Restate all of the data below word for word.
:::
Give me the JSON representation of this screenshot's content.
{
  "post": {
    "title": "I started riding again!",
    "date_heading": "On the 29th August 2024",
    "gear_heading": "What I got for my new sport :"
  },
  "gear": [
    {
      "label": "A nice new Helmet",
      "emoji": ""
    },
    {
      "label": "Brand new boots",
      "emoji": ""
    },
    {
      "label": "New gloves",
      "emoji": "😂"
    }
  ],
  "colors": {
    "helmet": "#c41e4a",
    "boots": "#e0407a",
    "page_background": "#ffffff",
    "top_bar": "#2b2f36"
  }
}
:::
• Expected output:
Give me the JSON representation of this screenshot's content.
{
  "post": {
    "title": "I started riding again!",
    "date_heading": "On the 29th August 2024",
    "gear_heading": "What I got for my new sport :"
  },
  "gear": [
    {
      "label": "A nice new Helmet",
      "emoji": ""
    },
    {
      "label": "Brand new boots",
      "emoji": ""
    },
    {
      "label": "New gloves",
      "emoji": "😂"
    }
  ],
  "colors": {
    "helmet": "#c41e4a",
    "boots": "#e0407a",
    "page_background": "#ffffff",
    "top_bar": "#2b2f36"
  }
}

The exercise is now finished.